Intelligence gathering is another aspect of policing that enhances efficiency in modern police organisations. This refers to the art of gathering information on intended actions by individuals bent on breaking the law. This is especially important in the modern era of international terrorism, large scale organised crime and street gangs. Regarding terrorism, the place of the public police is not enough.
Legislation has been put in place in order to deal with these atrocities such as 'Anti-Terrorism, Crime and Security Act 2001, The Prevention of Terrorism Act 2005, The Terrorism Act 2006 and the Counter-Terrorism Act 2008' (Home Office, 2010) which relies solely on external bodies to help catch criminals in aid of this as a result of nationalist and republican shoot outs during the troubles in Northern Ireland and the 9/11 attacks in America. By monitoring and gathering facts on what the intentions of such miscreants are, the police are able to prevent crimes before they are committed thus saving the public from the potentially hazardous exposure to such activities which public agencies cannot conjure.
Community Policing Another emergent method of modern Police work is Community Policing. Community policing is a philosophy based on the idea that interaction with the community and enlisting its support helps to control crime and reduce fear. Community members help to identify suspects, apprehend vandals and give tip-offs to the Police (Committee on Law and Justice, 2004). Community policing is comprised of three main aspects. The first is community partnership. This involves collaboration between the Police and the individuals and organisations they serve to build trust and develop solutions collectively to problems of crime. The second component is Organisational Transformation which involves the structural and functional reorganisation of the Police to fit in with the demands of the community.
This enables the emergent Police force to serve the community more effectively. The third component is primarily problem solving. This involves the analysis of the success of problem solving programs and adjustment to cope with any emergent scenarios. The Police tend to achieve more cooperation and success when they approach the solution of problems together (U.S. Department of Justice Office of Community Oriented policing Services, 2010). In addition, community members understand better the role they are supposed to play in this process of problem solving and give them a status in society (Beito, 1999).
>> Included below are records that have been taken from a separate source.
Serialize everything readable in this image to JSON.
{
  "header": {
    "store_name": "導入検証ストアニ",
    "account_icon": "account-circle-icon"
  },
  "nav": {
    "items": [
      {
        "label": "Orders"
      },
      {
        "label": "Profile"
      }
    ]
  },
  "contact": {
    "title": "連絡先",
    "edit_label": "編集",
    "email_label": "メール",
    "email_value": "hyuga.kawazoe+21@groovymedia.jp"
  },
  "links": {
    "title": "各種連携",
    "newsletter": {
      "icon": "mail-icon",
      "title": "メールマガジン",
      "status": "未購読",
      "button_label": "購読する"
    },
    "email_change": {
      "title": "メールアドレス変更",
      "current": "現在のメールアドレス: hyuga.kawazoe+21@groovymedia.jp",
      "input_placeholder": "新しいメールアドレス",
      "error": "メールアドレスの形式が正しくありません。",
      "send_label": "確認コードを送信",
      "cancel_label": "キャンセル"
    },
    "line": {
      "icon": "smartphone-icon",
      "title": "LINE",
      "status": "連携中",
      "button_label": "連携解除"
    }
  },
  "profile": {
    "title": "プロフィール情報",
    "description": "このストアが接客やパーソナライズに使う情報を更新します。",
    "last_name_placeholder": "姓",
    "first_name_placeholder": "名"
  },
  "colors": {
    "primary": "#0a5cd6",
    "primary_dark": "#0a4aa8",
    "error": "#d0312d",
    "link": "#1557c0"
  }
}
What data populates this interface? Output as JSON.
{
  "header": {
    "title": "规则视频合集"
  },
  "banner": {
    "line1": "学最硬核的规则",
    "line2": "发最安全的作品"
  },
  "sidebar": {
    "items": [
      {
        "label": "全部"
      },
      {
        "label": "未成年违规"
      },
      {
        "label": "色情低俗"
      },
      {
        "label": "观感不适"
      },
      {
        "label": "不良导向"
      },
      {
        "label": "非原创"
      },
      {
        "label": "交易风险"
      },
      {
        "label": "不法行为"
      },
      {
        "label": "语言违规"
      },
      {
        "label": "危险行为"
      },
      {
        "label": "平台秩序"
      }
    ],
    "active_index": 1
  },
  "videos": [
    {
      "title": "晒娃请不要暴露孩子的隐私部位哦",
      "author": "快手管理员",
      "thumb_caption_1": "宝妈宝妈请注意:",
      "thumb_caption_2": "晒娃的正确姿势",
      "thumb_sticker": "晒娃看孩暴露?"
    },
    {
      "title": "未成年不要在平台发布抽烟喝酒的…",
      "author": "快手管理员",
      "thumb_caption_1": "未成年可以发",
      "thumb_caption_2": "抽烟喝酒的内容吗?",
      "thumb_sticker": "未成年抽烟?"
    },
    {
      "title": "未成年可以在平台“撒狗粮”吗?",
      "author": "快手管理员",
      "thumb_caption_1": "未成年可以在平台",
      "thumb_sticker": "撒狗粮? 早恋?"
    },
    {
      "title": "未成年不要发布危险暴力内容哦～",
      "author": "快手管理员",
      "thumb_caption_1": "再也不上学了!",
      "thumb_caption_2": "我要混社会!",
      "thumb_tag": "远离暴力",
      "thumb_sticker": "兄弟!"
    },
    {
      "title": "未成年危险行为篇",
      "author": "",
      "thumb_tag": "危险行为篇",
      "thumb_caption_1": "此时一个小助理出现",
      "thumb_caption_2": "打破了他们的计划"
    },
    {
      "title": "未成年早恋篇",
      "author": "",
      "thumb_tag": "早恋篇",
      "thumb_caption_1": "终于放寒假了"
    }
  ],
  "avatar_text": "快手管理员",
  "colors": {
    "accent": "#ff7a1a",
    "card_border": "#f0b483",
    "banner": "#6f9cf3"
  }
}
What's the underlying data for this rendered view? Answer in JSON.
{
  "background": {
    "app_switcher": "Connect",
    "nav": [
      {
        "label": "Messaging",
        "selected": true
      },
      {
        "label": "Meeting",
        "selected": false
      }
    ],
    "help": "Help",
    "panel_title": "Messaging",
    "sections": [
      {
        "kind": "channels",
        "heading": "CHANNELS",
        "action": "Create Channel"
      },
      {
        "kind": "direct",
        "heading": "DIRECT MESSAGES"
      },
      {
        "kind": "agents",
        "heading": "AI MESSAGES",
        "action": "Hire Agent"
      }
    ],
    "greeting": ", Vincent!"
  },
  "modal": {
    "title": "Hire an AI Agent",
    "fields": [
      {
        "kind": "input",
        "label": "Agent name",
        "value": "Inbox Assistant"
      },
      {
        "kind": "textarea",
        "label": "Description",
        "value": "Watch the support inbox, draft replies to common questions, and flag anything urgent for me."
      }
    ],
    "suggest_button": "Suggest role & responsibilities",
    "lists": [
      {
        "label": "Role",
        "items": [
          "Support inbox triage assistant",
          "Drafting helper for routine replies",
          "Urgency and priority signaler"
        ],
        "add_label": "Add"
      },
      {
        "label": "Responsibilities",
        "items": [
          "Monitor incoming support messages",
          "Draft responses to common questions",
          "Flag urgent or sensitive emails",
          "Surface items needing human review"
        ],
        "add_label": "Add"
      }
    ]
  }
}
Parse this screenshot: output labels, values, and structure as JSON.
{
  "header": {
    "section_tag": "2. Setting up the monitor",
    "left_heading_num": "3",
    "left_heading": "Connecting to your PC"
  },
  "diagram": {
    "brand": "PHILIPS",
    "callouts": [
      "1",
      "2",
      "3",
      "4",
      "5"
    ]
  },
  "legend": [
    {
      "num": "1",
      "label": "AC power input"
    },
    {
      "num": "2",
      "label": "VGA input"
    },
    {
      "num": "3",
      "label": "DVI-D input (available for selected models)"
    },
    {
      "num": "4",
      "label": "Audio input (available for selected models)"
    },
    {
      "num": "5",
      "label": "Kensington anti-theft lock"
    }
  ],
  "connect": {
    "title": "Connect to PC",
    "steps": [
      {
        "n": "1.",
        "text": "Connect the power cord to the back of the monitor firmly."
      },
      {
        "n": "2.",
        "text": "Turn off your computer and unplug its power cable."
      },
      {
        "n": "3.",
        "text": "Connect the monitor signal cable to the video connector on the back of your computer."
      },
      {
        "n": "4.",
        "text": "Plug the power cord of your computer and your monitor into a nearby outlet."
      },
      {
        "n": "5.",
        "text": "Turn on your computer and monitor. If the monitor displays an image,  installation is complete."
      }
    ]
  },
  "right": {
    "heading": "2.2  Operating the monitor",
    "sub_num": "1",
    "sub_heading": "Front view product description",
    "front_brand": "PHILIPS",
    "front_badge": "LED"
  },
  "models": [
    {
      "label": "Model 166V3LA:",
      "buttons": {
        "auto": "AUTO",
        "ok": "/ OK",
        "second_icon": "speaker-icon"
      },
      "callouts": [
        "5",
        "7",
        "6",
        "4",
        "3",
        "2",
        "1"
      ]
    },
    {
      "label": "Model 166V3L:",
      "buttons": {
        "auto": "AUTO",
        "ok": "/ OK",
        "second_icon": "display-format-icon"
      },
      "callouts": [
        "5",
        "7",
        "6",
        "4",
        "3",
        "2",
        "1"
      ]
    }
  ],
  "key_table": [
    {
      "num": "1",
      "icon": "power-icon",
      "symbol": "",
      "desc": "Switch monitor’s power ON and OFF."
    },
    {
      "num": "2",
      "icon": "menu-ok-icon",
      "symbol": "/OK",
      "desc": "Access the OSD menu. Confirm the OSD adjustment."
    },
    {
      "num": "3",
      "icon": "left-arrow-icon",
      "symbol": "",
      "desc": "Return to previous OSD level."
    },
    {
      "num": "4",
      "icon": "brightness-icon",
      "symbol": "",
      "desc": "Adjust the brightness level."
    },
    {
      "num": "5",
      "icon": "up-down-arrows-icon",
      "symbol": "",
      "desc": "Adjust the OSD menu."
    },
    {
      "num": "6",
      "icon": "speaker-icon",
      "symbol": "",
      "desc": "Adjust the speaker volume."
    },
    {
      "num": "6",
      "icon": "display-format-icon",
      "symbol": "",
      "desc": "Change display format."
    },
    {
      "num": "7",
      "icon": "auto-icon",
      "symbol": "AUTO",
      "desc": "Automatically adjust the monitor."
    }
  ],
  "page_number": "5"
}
The development of community policing has been steady and progressive over the years as the realisation dawned on the police that it is not effective to continue trying to monopolise security service provision. In fact the police have always depended on the general public for information on crime and provision of evidence to help in establishing the guilt of offenders and secure convictions. So the idea of community policing is not exactly something new, but is rather a way of ensuring that there is a structured and organised approach to the method (Beito, 1999).